Excerpts from an interface dataset
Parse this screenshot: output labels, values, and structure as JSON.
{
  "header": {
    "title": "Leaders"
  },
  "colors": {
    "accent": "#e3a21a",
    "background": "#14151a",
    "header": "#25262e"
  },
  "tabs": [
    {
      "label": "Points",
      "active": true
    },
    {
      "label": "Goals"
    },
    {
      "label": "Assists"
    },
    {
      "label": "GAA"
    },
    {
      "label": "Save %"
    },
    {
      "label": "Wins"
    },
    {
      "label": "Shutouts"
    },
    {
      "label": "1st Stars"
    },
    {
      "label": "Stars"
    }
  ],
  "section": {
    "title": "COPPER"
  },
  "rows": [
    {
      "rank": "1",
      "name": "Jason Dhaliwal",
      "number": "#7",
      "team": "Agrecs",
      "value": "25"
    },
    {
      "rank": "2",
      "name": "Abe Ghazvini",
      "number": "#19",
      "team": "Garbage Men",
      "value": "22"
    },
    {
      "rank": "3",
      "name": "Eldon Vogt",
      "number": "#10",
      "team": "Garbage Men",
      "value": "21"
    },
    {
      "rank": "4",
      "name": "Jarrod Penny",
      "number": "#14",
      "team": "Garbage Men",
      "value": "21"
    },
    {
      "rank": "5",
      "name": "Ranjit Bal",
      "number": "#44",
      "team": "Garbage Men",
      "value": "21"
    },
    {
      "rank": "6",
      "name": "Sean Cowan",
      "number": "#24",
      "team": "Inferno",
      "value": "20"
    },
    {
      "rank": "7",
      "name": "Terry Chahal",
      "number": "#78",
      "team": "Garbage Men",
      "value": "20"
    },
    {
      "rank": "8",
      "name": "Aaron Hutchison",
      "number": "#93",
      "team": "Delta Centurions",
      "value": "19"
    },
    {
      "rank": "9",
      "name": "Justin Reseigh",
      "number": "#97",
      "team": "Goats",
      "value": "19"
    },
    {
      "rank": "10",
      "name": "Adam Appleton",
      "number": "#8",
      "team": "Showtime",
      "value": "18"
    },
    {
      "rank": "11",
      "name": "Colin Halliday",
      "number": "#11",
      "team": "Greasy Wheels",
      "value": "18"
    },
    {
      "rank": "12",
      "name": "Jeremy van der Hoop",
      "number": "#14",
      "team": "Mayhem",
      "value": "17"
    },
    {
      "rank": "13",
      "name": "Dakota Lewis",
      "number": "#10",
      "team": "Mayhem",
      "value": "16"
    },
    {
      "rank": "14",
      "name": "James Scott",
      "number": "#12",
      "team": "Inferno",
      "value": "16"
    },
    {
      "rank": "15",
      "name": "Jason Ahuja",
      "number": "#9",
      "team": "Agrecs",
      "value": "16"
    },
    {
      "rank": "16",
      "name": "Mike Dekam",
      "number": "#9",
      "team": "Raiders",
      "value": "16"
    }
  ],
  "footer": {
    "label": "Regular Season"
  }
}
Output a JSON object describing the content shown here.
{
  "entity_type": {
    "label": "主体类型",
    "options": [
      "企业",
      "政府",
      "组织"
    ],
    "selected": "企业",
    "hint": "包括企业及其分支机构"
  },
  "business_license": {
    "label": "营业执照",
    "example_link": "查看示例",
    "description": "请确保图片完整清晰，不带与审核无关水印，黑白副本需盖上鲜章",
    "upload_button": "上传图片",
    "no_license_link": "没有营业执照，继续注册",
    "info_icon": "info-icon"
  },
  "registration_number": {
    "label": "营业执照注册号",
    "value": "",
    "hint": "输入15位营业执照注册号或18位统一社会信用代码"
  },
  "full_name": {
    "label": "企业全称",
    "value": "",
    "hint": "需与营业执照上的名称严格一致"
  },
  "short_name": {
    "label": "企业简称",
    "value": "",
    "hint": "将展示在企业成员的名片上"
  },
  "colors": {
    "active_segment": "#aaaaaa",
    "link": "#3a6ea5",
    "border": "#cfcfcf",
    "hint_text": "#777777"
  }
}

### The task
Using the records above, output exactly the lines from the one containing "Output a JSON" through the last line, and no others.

### Response box
Output a JSON object describing the content shown here.
{
  "entity_type": {
    "label": "主体类型",
    "options": [
      "企业",
      "政府",
      "组织"
    ],
    "selected": "企业",
    "hint": "包括企业及其分支机构"
  },
  "business_license": {
    "label": "营业执照",
    "example_link": "查看示例",
    "description": "请确保图片完整清晰，不带与审核无关水印，黑白副本需盖上鲜章",
    "upload_button": "上传图片",
    "no_license_link": "没有营业执照，继续注册",
    "info_icon": "info-icon"
  },
  "registration_number": {
    "label": "营业执照注册号",
    "value": "",
    "hint": "输入15位营业执照注册号或18位统一社会信用代码"
  },
  "full_name": {
    "label": "企业全称",
    "value": "",
    "hint": "需与营业执照上的名称严格一致"
  },
  "short_name": {
    "label": "企业简称",
    "value": "",
    "hint": "将展示在企业成员的名片上"
  },
  "colors": {
    "active_segment": "#aaaaaa",
    "link": "#3a6ea5",
    "border": "#cfcfcf",
    "hint_text": "#777777"
  }
}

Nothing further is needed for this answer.